As we all know, when analysing threats to an organisation we need to calculate the risk each threat poses. Based on the risk score the organisation then usually agrees the course of action to manage the threat i. The problem is that the scoring of probability is inherently flawed. How high would you rate the probability of your home being broken into? Now what if I say to you that a professional burglar has just rented the house next door to you and add that he has taken a liking to the expensive home entertainment system he has caught sight of through your window? I would guess that the probability rating has just moved up a notch or two. I would never have believed that Fred could have stolen money from the firm. He always seemed such a nice chap.

Basically the problem with probability is that it is based on subjective judgement and an analysis of the facts as we know them at that time. If we are not aware of all of the facts then it follows that our risk assessment is flawed. Also the majority of people are optimists and hence don’t believe that bad things will happen to them. This view transfers to the organisational setting as well. So what am I getting at? Well the way I see it, we always need to assume the worst case scenario i.

To withstand and thrive during these many threats, it does not matter if I rate risk A at a probability of 4 on a scale of 1 to 5 and rate risk B as a 2. Ups are the same, but the emphasis was still only on IT recovery. When writing about updates or adjustments made, except in the use of staff time. This involves communication of the plan to all members of the organization; bCP improves the overall efficiency of the organization. Even from friends and family, less detail is fine if you aren’t raising money or taking on much risk.

Business continuity plans should not just cover the traditional fire, flood, explosion type threats. In a world where information is power, and technology and automated systems are critical business enablers, we must also cover the response to serious information security related threats. If your organisation has a business continuity plan, including the requisite response teams and escalation process underpinning it, is the plan flexible enough to cover an information security threat materialising? One way to check this is to test it through a straightforward tabletop exercise. Such an exercise will help to understand whether or not the business continuity plan is appropriate to handle information security related threats materialising.

The plan should also test that an escalation process exists and is appropriate to serious information security breaches. If it isn’t then can I be so bold as to suggest that you update it as a priority? Combining an exhibition, free seminars and a paid for high level conference, the event will be held at London’s Excel, Docklands from 28th-29th March 2007. I agree totally with Brian’s article although he could have gone further. I am an information security manager and have always found that all sorts of Risk functions are so disconnected as for their efforts to be wasted. Given the risk factors, probability and impact it is the general role of Business Continuity to deal with everything that occurs when the probability has been passed and the impact has occurred. I feel that it is time for all operational risk areas to merge as the relationships between them mean that they can no longer act as separate entities. In looking at probabilities we are guessing at the future based partly on our experience and partly on observable factors.

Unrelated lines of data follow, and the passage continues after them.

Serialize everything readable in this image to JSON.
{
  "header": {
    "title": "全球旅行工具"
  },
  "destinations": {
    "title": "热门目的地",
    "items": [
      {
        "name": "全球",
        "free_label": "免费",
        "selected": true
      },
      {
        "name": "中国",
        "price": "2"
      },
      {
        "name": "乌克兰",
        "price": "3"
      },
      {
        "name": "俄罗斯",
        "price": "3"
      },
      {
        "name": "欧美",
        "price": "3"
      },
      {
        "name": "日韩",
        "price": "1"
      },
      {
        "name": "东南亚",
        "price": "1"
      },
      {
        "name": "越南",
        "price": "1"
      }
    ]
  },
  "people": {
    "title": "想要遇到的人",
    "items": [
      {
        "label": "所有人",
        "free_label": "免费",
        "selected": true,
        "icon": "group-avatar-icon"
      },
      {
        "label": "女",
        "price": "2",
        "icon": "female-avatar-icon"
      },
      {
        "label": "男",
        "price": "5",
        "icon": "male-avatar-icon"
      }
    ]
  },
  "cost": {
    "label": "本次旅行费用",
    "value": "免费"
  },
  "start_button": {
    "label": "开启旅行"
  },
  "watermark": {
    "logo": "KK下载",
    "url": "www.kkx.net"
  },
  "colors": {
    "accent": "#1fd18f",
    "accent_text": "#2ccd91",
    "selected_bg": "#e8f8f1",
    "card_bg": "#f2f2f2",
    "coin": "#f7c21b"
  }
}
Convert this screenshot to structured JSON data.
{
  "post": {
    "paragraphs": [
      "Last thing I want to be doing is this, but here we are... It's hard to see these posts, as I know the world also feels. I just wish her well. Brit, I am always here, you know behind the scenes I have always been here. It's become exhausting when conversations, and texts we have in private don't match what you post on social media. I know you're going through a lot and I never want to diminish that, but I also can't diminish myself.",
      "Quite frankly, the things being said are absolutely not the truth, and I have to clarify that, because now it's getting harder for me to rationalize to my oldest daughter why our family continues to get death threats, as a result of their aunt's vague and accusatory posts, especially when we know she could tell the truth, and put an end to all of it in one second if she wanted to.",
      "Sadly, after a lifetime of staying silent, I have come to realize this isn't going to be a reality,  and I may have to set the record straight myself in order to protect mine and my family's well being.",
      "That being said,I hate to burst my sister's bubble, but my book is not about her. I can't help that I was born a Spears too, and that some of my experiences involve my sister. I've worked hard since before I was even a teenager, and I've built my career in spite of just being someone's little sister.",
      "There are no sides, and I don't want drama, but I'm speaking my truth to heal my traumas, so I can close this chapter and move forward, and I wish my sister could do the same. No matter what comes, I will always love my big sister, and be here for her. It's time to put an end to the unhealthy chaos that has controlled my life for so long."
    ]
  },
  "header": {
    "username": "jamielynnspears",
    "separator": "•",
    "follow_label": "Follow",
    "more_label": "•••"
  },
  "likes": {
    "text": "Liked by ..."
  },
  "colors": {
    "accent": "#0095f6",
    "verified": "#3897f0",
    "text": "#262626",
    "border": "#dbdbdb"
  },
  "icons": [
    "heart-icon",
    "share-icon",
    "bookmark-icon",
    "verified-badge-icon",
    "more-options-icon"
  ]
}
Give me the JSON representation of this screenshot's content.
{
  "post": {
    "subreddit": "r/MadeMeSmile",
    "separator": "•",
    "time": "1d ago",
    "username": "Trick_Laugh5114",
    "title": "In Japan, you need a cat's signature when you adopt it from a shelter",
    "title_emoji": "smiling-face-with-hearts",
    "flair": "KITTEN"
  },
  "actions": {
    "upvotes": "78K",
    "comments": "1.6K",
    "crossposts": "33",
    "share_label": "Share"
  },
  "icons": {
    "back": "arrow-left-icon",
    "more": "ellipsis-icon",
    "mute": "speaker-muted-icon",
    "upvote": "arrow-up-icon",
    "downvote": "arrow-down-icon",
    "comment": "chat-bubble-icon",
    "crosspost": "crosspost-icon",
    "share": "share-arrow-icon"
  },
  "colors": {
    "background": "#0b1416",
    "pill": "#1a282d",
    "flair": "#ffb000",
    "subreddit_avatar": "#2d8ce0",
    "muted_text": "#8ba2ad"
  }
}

However, to say that the best course is to say that the probability is always the worst case, in other words 100 percent certain, is not only unprofessional, but would not be believed by management. The goal is not to accurately guess the exact probability.